Math Circle Sample Question

The Four Coins Problem 
(adapted from Josh Zucker)

You are the royal mathematician for the king of Florin. One day, the king comes to you and says:

I want you to create a new money system for our country. I want to have four different coin values. Carrying only coins of those four denominations, I want to pay for anything that costs between 1 and 10. This means I can use each coin at most once. Also, I want to pay quickly, so I never want to have to add more than two numbers to pay for something.

What four coin denominations would work?

The king tried 1, 2, 3 and 4. Can we make all numbers between 1 and 10 by adding at most two coins? Let’s try:
1 = 1
2 = 2
3 = 3
4 = 4
5 = 1+4
6 = 2+4
7 = 3+4
8 = 4+4
9 = Looks like there’s no way to make 9 because the largest coin we have is 4
10 = Again, we cannot make a 10 because our largest denomination is 4.

Looks like coin denominations of 1, 2, 3, and 4 cannot make 9 and 10.

As a royal mathematician, it’s your job to do that hard work of finding the coin values that work. As a reward, the king says you can name your coins anything you want (the king prefers the name Florins, after the country, but that would be boring).

Another Coin System

The queen of the neighboring country of Gildor heard about your coin system, and decided that she wants one too. It’s such a great idea to only ever have to add at most two coins to get number from 1 to 10! However, she doesn’t want to have an exactly the same coin system as Florin, so she asks you to come up with a different set of 4 coins for her. So, what set of four coin values, not all the same as the one you made for the king, will work for the queen.

How Many Can You Make?

By now, the rumors of your great inventions have spread far and wide. Other countries also want coin systems with four coins, such that at most two coins are needed to pay for anything valued between 1 and 10.  How many different coin systems of four coins can you create? What are some patterns you see in your coin systems?

Where is the math?

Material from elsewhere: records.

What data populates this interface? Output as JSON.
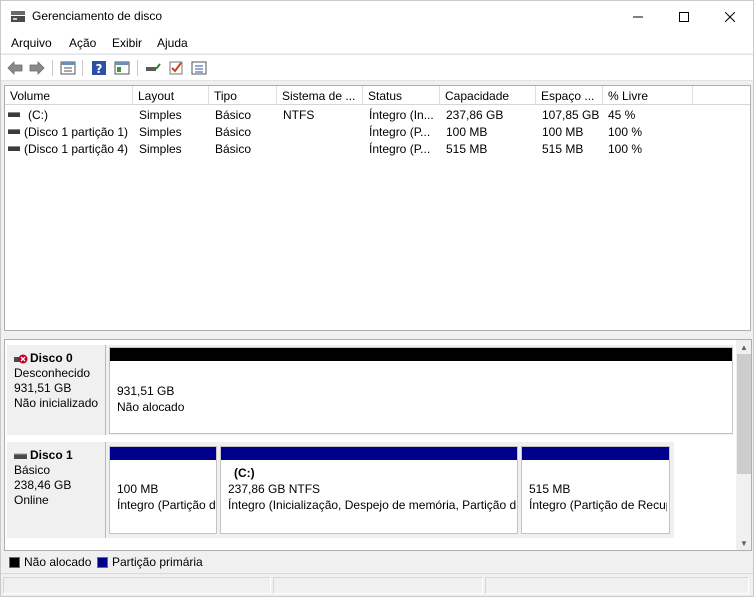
{
  "window": {
    "title": "Gerenciamento de disco"
  },
  "menu": [
    "Arquivo",
    "Ação",
    "Exibir",
    "Ajuda"
  ],
  "toolbar": [
    "back-icon",
    "forward-icon",
    "properties-icon",
    "help-icon",
    "view-icon",
    "connect-icon",
    "check-icon",
    "list-icon"
  ],
  "volumes": {
    "columns": [
      "Volume",
      "Layout",
      "Tipo",
      "Sistema de ...",
      "Status",
      "Capacidade",
      "Espaço ...",
      "% Livre"
    ],
    "rows": [
      {
        "volume": "(C:)",
        "layout": "Simples",
        "tipo": "Básico",
        "sistema": "NTFS",
        "status": "Íntegro (In...",
        "capacidade": "237,86 GB",
        "espaco": "107,85 GB",
        "livre": "45 %"
      },
      {
        "volume": "(Disco 1 partição 1)",
        "layout": "Simples",
        "tipo": "Básico",
        "sistema": "",
        "status": "Íntegro (P...",
        "capacidade": "100 MB",
        "espaco": "100 MB",
        "livre": "100 %"
      },
      {
        "volume": "(Disco 1 partição 4)",
        "layout": "Simples",
        "tipo": "Básico",
        "sistema": "",
        "status": "Íntegro (P...",
        "capacidade": "515 MB",
        "espaco": "515 MB",
        "livre": "100 %"
      }
    ]
  },
  "disks": [
    {
      "name": "Disco 0",
      "type": "Desconhecido",
      "size": "931,51 GB",
      "state": "Não inicializado",
      "partitions": [
        {
          "line1": "931,51 GB",
          "line2": "Não alocado"
        }
      ]
    },
    {
      "name": "Disco 1",
      "type": "Básico",
      "size": "238,46 GB",
      "state": "Online",
      "partitions": [
        {
          "label": "",
          "line1": "100 MB",
          "line2": "Íntegro (Partição de Sistema EFI)"
        },
        {
          "label": "(C:)",
          "line1": "237,86 GB NTFS",
          "line2": "Íntegro (Inicialização, Despejo de memória, Partição de Dados Básicos)"
        },
        {
          "label": "",
          "line1": "515 MB",
          "line2": "Íntegro (Partição de Recuperação)"
        }
      ]
    }
  ],
  "legend": [
    {
      "label": "Não alocado",
      "color": "#000000"
    },
    {
      "label": "Partição primária",
      "color": "#00008b"
    }
  ],
  "colors": {
    "unallocated": "#000000",
    "primary": "#00008b",
    "error_icon": "#c0001a"
  }
}
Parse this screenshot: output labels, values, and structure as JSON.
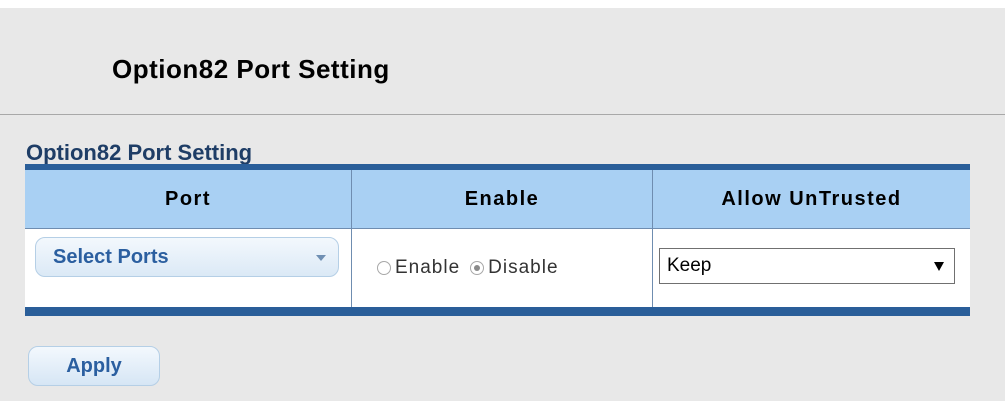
{
  "page": {
    "title": "Option82 Port Setting"
  },
  "section": {
    "title": "Option82 Port Setting"
  },
  "table": {
    "headers": [
      "Port",
      "Enable",
      "Allow UnTrusted"
    ],
    "row": {
      "port_select_label": "Select Ports",
      "enable_options": [
        {
          "label": "Enable",
          "checked": false
        },
        {
          "label": "Disable",
          "checked": true
        }
      ],
      "allow_untrusted_value": "Keep"
    }
  },
  "actions": {
    "apply_label": "Apply"
  },
  "colors": {
    "header_bg": "#a9d0f3",
    "bar": "#2a5e99",
    "section_title": "#1e3d66",
    "button_text": "#2b5fa0",
    "panel_bg": "#e8e8e8"
  },
  "icons": {
    "select_caret": "chevron-down-icon",
    "dropdown_arrow": "triangle-down-icon"
  }
}
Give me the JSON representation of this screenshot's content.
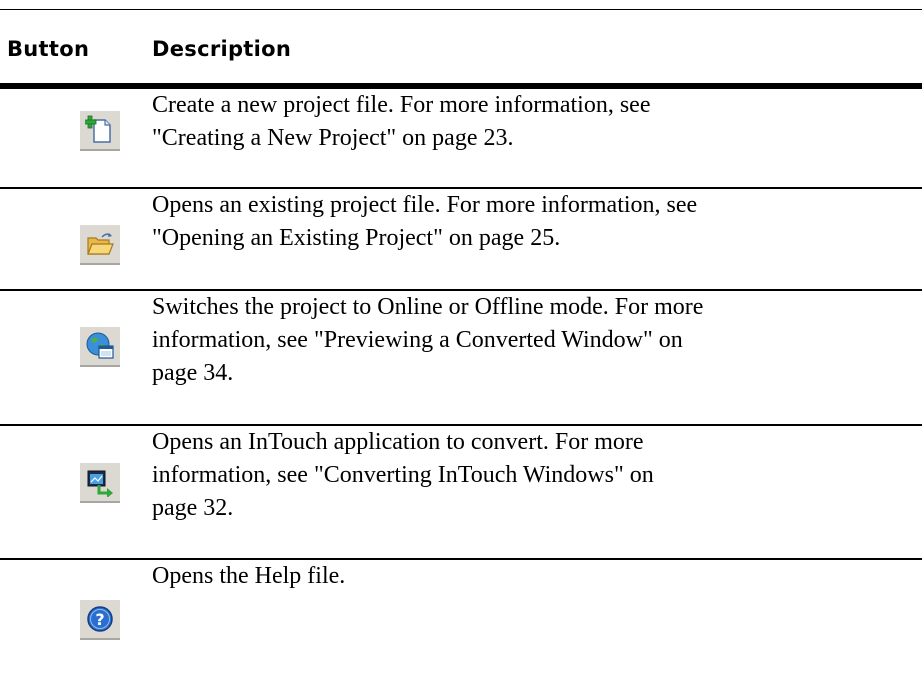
{
  "table": {
    "headers": {
      "button": "Button",
      "description": "Description"
    },
    "rows": [
      {
        "icon": "new-project-icon",
        "lines": [
          "Create a new project file. For more information, see",
          "\"Creating a New Project\" on page 23."
        ]
      },
      {
        "icon": "open-folder-icon",
        "lines": [
          "Opens an existing project file. For more information, see",
          "\"Opening an Existing Project\" on page 25."
        ]
      },
      {
        "icon": "globe-window-icon",
        "lines": [
          "Switches the project to Online or Offline mode. For more",
          "information, see \"Previewing a Converted Window\" on",
          "page 34."
        ]
      },
      {
        "icon": "intouch-convert-icon",
        "lines": [
          "Opens an InTouch application to convert. For more",
          "information, see \"Converting InTouch Windows\" on",
          "page 32."
        ]
      },
      {
        "icon": "help-icon",
        "lines": [
          "Opens the Help file."
        ]
      }
    ]
  }
}
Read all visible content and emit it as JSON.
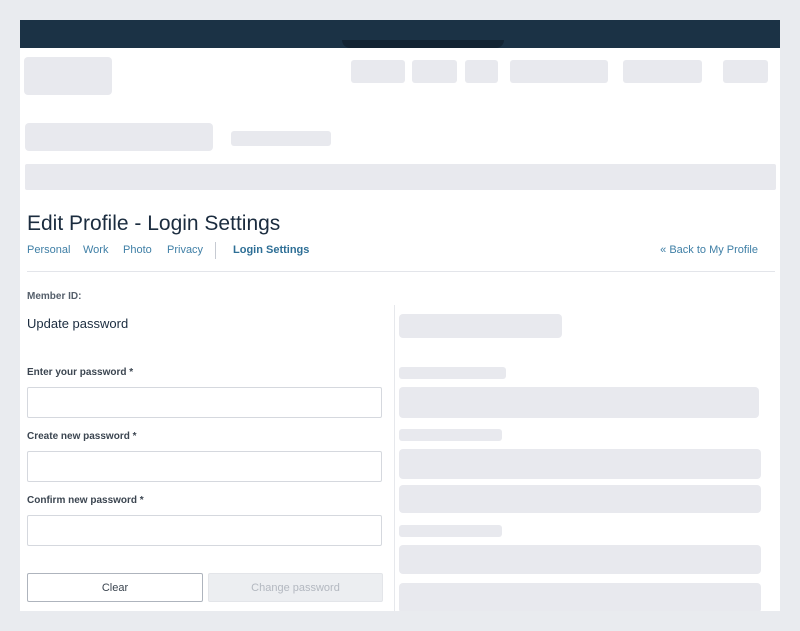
{
  "page": {
    "title": "Edit Profile - Login Settings"
  },
  "tabs": [
    {
      "label": "Personal",
      "active": false
    },
    {
      "label": "Work",
      "active": false
    },
    {
      "label": "Photo",
      "active": false
    },
    {
      "label": "Privacy",
      "active": false
    },
    {
      "label": "Login Settings",
      "active": true
    }
  ],
  "back_link": "« Back to My Profile",
  "member_id_label": "Member ID:",
  "form": {
    "title": "Update password",
    "fields": [
      {
        "label": "Enter your password *",
        "value": ""
      },
      {
        "label": "Create new password *",
        "value": ""
      },
      {
        "label": "Confirm new password *",
        "value": ""
      }
    ],
    "clear_label": "Clear",
    "submit_label": "Change password"
  },
  "colors": {
    "header_bar": "#1b3245",
    "link": "#3f7fa6",
    "skeleton": "#e8e9ee",
    "background": "#e9ebef"
  }
}
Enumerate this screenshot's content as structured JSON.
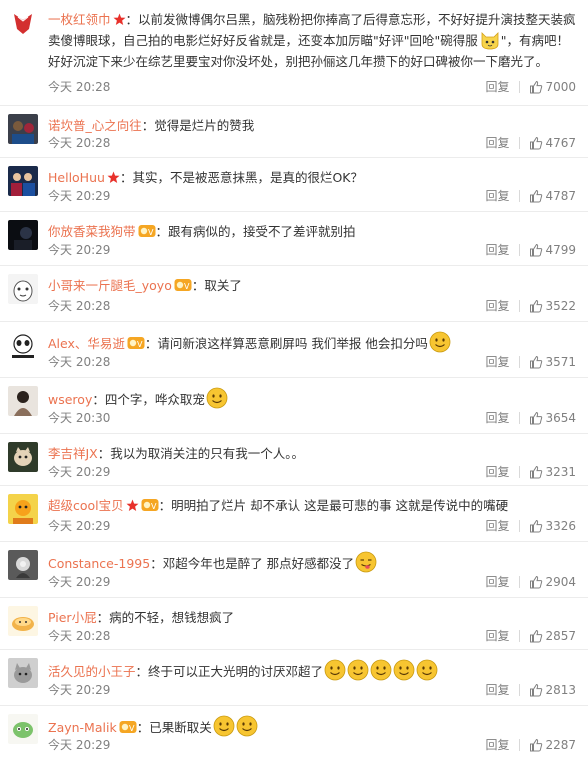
{
  "comments": [
    {
      "username": "一枚红领巾",
      "text": "以前发微博偶尔吕黑，脑残粉把你捧高了后得意忘形，不好好提升演技整天装疯卖傻博眼球，自己拍的电影烂好好反省就是，还变本加厉瞄\"好评\"回呛\"碗得服",
      "text2": "\"，有病吧！好好沉淀下来少在综艺里要宝对你没坏处，别把孙俪这几年攒下的好口碑被你一下磨光了。",
      "time": "今天 20:28",
      "reply": "回复",
      "likes": "7000",
      "badges": [
        "red-star-badge"
      ],
      "emoticons": [
        "cat-emoji"
      ]
    },
    {
      "username": "诺坎普_心之向往",
      "text": "觉得是烂片的赞我",
      "time": "今天 20:28",
      "reply": "回复",
      "likes": "4767"
    },
    {
      "username": "HelloHuu",
      "text": "其实，不是被恶意抹黑，是真的很烂OK？",
      "time": "今天 20:29",
      "reply": "回复",
      "likes": "4787",
      "badges": [
        "red-star-badge"
      ]
    },
    {
      "username": "你放香菜我狗带",
      "text": "跟有病似的，接受不了差评就别拍",
      "time": "今天 20:29",
      "reply": "回复",
      "likes": "4799",
      "badges": [
        "member-badge"
      ]
    },
    {
      "username": "小哥来一斤腿毛_yoyo",
      "text": "取关了",
      "time": "今天 20:28",
      "reply": "回复",
      "likes": "3522",
      "badges": [
        "member-badge"
      ]
    },
    {
      "username": "Alex、华易逝",
      "text": "请问新浪这样算恶意刷屏吗 我们举报 他会扣分吗",
      "time": "今天 20:28",
      "reply": "回复",
      "likes": "3571",
      "badges": [
        "member-badge"
      ],
      "emoticons": [
        "smile-emoji"
      ]
    },
    {
      "username": "wseroy",
      "text": "四个字，哗众取宠",
      "time": "今天 20:30",
      "reply": "回复",
      "likes": "3654",
      "emoticons": [
        "smile-emoji"
      ]
    },
    {
      "username": "李吉祥JX",
      "text": "我以为取消关注的只有我一个人。。",
      "time": "今天 20:29",
      "reply": "回复",
      "likes": "3231"
    },
    {
      "username": "超级cool宝贝",
      "text": "明明拍了烂片 却不承认 这是最可悲的事 这就是传说中的嘴硬",
      "time": "今天 20:29",
      "reply": "回复",
      "likes": "3326",
      "badges": [
        "red-star-badge",
        "member-badge"
      ]
    },
    {
      "username": "Constance-1995",
      "text": "邓超今年也是醉了 那点好感都没了",
      "time": "今天 20:29",
      "reply": "回复",
      "likes": "2904",
      "emoticons": [
        "tongue-emoji"
      ]
    },
    {
      "username": "Pier小屁",
      "text": "病的不轻，想钱想疯了",
      "time": "今天 20:28",
      "reply": "回复",
      "likes": "2857"
    },
    {
      "username": "活久见的小王子",
      "text": "终于可以正大光明的讨厌邓超了",
      "time": "今天 20:29",
      "reply": "回复",
      "likes": "2813",
      "emoticons": [
        "smile-emoji",
        "smile-emoji",
        "smile-emoji",
        "smile-emoji",
        "smile-emoji"
      ]
    },
    {
      "username": "Zayn-Malik",
      "text": "已果断取关",
      "time": "今天 20:29",
      "reply": "回复",
      "likes": "2287",
      "badges": [
        "member-badge"
      ],
      "emoticons": [
        "smile-emoji",
        "smile-emoji"
      ]
    }
  ],
  "colors": {
    "username": "#eb7350",
    "meta_text": "#808080",
    "divider": "#ececec",
    "emoji_yellow": "#f7c531",
    "star_red": "#e8312b"
  }
}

  • Addition to 10
  • Persistence in solving a problem
  • Analyzing solutions for correctness
  • Finding multiple solutions to a problem
  • Finding common structure in solutions